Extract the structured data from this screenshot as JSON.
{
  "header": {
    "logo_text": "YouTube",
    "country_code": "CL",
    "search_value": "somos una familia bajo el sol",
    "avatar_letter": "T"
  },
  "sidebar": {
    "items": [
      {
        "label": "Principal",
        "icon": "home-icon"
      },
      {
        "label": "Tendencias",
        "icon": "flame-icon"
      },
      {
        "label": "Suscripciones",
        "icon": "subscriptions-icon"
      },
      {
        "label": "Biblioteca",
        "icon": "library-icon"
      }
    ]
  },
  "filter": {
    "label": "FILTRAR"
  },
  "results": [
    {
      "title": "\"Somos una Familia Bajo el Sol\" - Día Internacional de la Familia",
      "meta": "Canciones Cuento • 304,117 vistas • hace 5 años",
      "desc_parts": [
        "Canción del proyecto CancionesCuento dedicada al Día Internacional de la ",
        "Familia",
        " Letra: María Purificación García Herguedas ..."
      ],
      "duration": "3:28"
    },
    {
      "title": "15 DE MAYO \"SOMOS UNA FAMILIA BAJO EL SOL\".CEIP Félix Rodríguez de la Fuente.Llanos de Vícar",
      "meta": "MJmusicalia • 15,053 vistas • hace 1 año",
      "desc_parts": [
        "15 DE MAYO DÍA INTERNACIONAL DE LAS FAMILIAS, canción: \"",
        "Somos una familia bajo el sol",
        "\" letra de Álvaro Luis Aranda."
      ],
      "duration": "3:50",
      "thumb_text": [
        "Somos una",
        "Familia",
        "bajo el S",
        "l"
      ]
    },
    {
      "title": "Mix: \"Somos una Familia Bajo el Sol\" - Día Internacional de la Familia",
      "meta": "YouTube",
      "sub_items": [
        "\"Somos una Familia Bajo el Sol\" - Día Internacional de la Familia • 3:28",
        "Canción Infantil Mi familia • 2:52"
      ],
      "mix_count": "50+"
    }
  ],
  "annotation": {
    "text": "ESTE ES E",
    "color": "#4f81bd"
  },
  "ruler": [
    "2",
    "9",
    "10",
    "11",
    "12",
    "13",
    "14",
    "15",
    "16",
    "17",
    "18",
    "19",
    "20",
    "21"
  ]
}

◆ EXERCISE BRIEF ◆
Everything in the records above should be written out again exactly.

◆ SOLUTION ◆
Extract the structured data from this screenshot as JSON.
{
  "header": {
    "logo_text": "YouTube",
    "country_code": "CL",
    "search_value": "somos una familia bajo el sol",
    "avatar_letter": "T"
  },
  "sidebar": {
    "items": [
      {
        "label": "Principal",
        "icon": "home-icon"
      },
      {
        "label": "Tendencias",
        "icon": "flame-icon"
      },
      {
        "label": "Suscripciones",
        "icon": "subscriptions-icon"
      },
      {
        "label": "Biblioteca",
        "icon": "library-icon"
      }
    ]
  },
  "filter": {
    "label": "FILTRAR"
  },
  "results": [
    {
      "title": "\"Somos una Familia Bajo el Sol\" - Día Internacional de la Familia",
      "meta": "Canciones Cuento • 304,117 vistas • hace 5 años",
      "desc_parts": [
        "Canción del proyecto CancionesCuento dedicada al Día Internacional de la ",
        "Familia",
        " Letra: María Purificación García Herguedas ..."
      ],
      "duration": "3:28"
    },
    {
      "title": "15 DE MAYO \"SOMOS UNA FAMILIA BAJO EL SOL\".CEIP Félix Rodríguez de la Fuente.Llanos de Vícar",
      "meta": "MJmusicalia • 15,053 vistas • hace 1 año",
      "desc_parts": [
        "15 DE MAYO DÍA INTERNACIONAL DE LAS FAMILIAS, canción: \"",
        "Somos una familia bajo el sol",
        "\" letra de Álvaro Luis Aranda."
      ],
      "duration": "3:50",
      "thumb_text": [
        "Somos una",
        "Familia",
        "bajo el S",
        "l"
      ]
    },
    {
      "title": "Mix: \"Somos una Familia Bajo el Sol\" - Día Internacional de la Familia",
      "meta": "YouTube",
      "sub_items": [
        "\"Somos una Familia Bajo el Sol\" - Día Internacional de la Familia • 3:28",
        "Canción Infantil Mi familia • 2:52"
      ],
      "mix_count": "50+"
    }
  ],
  "annotation": {
    "text": "ESTE ES E",
    "color": "#4f81bd"
  },
  "ruler": [
    "2",
    "9",
    "10",
    "11",
    "12",
    "13",
    "14",
    "15",
    "16",
    "17",
    "18",
    "19",
    "20",
    "21"
  ]
}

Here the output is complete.